Problem statement: Each record should be returned exactly as it is written.

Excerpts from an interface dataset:
[Start of Attachment]

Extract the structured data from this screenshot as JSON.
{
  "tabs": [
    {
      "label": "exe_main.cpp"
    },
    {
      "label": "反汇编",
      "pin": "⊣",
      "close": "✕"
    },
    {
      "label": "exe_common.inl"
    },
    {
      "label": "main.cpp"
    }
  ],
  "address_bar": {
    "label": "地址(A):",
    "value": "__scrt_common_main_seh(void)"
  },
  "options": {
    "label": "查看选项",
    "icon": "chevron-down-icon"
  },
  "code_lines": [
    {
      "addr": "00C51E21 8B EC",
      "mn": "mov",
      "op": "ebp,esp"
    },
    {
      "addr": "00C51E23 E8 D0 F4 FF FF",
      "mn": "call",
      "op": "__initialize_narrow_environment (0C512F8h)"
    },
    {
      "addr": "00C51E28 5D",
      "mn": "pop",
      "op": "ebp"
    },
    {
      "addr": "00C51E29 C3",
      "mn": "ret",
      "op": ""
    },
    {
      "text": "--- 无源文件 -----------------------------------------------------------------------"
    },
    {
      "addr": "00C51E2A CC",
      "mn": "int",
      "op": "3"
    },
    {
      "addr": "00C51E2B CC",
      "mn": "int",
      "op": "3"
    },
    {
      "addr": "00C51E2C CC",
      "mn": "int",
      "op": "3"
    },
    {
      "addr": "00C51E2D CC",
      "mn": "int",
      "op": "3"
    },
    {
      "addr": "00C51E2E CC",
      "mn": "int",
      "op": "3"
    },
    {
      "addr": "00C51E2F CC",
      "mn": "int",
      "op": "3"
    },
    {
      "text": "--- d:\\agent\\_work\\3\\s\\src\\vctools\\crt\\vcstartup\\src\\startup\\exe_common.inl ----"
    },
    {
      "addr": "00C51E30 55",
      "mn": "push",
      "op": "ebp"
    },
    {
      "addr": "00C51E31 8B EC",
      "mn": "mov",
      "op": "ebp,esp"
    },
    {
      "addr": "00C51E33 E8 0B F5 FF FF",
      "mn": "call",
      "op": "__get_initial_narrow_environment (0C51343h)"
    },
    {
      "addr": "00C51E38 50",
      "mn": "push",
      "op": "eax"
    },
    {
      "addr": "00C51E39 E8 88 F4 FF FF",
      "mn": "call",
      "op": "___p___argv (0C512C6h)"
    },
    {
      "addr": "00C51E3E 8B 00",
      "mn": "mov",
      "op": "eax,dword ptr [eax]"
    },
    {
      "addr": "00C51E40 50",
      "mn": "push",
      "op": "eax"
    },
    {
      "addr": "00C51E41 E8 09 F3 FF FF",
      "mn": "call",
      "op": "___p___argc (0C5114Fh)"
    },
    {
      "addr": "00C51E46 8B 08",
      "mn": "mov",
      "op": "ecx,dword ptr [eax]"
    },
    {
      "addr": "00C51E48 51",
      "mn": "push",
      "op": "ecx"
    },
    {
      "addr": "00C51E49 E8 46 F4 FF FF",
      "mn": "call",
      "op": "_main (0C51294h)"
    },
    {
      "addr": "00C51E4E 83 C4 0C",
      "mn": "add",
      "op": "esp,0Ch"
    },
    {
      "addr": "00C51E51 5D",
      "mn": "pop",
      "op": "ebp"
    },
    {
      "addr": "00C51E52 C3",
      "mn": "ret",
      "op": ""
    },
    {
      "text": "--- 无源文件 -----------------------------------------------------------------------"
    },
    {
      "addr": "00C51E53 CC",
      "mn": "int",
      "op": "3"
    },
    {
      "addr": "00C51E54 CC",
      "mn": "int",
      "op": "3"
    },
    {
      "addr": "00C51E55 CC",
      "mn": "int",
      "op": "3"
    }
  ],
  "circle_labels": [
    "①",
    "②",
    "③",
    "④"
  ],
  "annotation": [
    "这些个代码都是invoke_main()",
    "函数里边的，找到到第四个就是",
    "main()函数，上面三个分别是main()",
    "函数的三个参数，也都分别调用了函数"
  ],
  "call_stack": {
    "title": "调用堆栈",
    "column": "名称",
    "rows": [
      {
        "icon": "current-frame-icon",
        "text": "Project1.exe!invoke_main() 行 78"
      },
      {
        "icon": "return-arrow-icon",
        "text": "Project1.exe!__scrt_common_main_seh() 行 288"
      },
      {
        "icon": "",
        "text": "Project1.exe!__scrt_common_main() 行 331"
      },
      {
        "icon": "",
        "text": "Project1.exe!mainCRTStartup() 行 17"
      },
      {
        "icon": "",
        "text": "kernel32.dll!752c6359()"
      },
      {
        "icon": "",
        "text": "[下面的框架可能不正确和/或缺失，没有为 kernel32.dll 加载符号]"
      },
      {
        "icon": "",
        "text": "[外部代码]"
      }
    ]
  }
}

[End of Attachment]

Solution to the exercise:
Extract the structured data from this screenshot as JSON.
{
  "tabs": [
    {
      "label": "exe_main.cpp"
    },
    {
      "label": "反汇编",
      "pin": "⊣",
      "close": "✕"
    },
    {
      "label": "exe_common.inl"
    },
    {
      "label": "main.cpp"
    }
  ],
  "address_bar": {
    "label": "地址(A):",
    "value": "__scrt_common_main_seh(void)"
  },
  "options": {
    "label": "查看选项",
    "icon": "chevron-down-icon"
  },
  "code_lines": [
    {
      "addr": "00C51E21 8B EC",
      "mn": "mov",
      "op": "ebp,esp"
    },
    {
      "addr": "00C51E23 E8 D0 F4 FF FF",
      "mn": "call",
      "op": "__initialize_narrow_environment (0C512F8h)"
    },
    {
      "addr": "00C51E28 5D",
      "mn": "pop",
      "op": "ebp"
    },
    {
      "addr": "00C51E29 C3",
      "mn": "ret",
      "op": ""
    },
    {
      "text": "--- 无源文件 -----------------------------------------------------------------------"
    },
    {
      "addr": "00C51E2A CC",
      "mn": "int",
      "op": "3"
    },
    {
      "addr": "00C51E2B CC",
      "mn": "int",
      "op": "3"
    },
    {
      "addr": "00C51E2C CC",
      "mn": "int",
      "op": "3"
    },
    {
      "addr": "00C51E2D CC",
      "mn": "int",
      "op": "3"
    },
    {
      "addr": "00C51E2E CC",
      "mn": "int",
      "op": "3"
    },
    {
      "addr": "00C51E2F CC",
      "mn": "int",
      "op": "3"
    },
    {
      "text": "--- d:\\agent\\_work\\3\\s\\src\\vctools\\crt\\vcstartup\\src\\startup\\exe_common.inl ----"
    },
    {
      "addr": "00C51E30 55",
      "mn": "push",
      "op": "ebp"
    },
    {
      "addr": "00C51E31 8B EC",
      "mn": "mov",
      "op": "ebp,esp"
    },
    {
      "addr": "00C51E33 E8 0B F5 FF FF",
      "mn": "call",
      "op": "__get_initial_narrow_environment (0C51343h)"
    },
    {
      "addr": "00C51E38 50",
      "mn": "push",
      "op": "eax"
    },
    {
      "addr": "00C51E39 E8 88 F4 FF FF",
      "mn": "call",
      "op": "___p___argv (0C512C6h)"
    },
    {
      "addr": "00C51E3E 8B 00",
      "mn": "mov",
      "op": "eax,dword ptr [eax]"
    },
    {
      "addr": "00C51E40 50",
      "mn": "push",
      "op": "eax"
    },
    {
      "addr": "00C51E41 E8 09 F3 FF FF",
      "mn": "call",
      "op": "___p___argc (0C5114Fh)"
    },
    {
      "addr": "00C51E46 8B 08",
      "mn": "mov",
      "op": "ecx,dword ptr [eax]"
    },
    {
      "addr": "00C51E48 51",
      "mn": "push",
      "op": "ecx"
    },
    {
      "addr": "00C51E49 E8 46 F4 FF FF",
      "mn": "call",
      "op": "_main (0C51294h)"
    },
    {
      "addr": "00C51E4E 83 C4 0C",
      "mn": "add",
      "op": "esp,0Ch"
    },
    {
      "addr": "00C51E51 5D",
      "mn": "pop",
      "op": "ebp"
    },
    {
      "addr": "00C51E52 C3",
      "mn": "ret",
      "op": ""
    },
    {
      "text": "--- 无源文件 -----------------------------------------------------------------------"
    },
    {
      "addr": "00C51E53 CC",
      "mn": "int",
      "op": "3"
    },
    {
      "addr": "00C51E54 CC",
      "mn": "int",
      "op": "3"
    },
    {
      "addr": "00C51E55 CC",
      "mn": "int",
      "op": "3"
    }
  ],
  "circle_labels": [
    "①",
    "②",
    "③",
    "④"
  ],
  "annotation": [
    "这些个代码都是invoke_main()",
    "函数里边的，找到到第四个就是",
    "main()函数，上面三个分别是main()",
    "函数的三个参数，也都分别调用了函数"
  ],
  "call_stack": {
    "title": "调用堆栈",
    "column": "名称",
    "rows": [
      {
        "icon": "current-frame-icon",
        "text": "Project1.exe!invoke_main() 行 78"
      },
      {
        "icon": "return-arrow-icon",
        "text": "Project1.exe!__scrt_common_main_seh() 行 288"
      },
      {
        "icon": "",
        "text": "Project1.exe!__scrt_common_main() 行 331"
      },
      {
        "icon": "",
        "text": "Project1.exe!mainCRTStartup() 行 17"
      },
      {
        "icon": "",
        "text": "kernel32.dll!752c6359()"
      },
      {
        "icon": "",
        "text": "[下面的框架可能不正确和/或缺失，没有为 kernel32.dll 加载符号]"
      },
      {
        "icon": "",
        "text": "[外部代码]"
      }
    ]
  }
}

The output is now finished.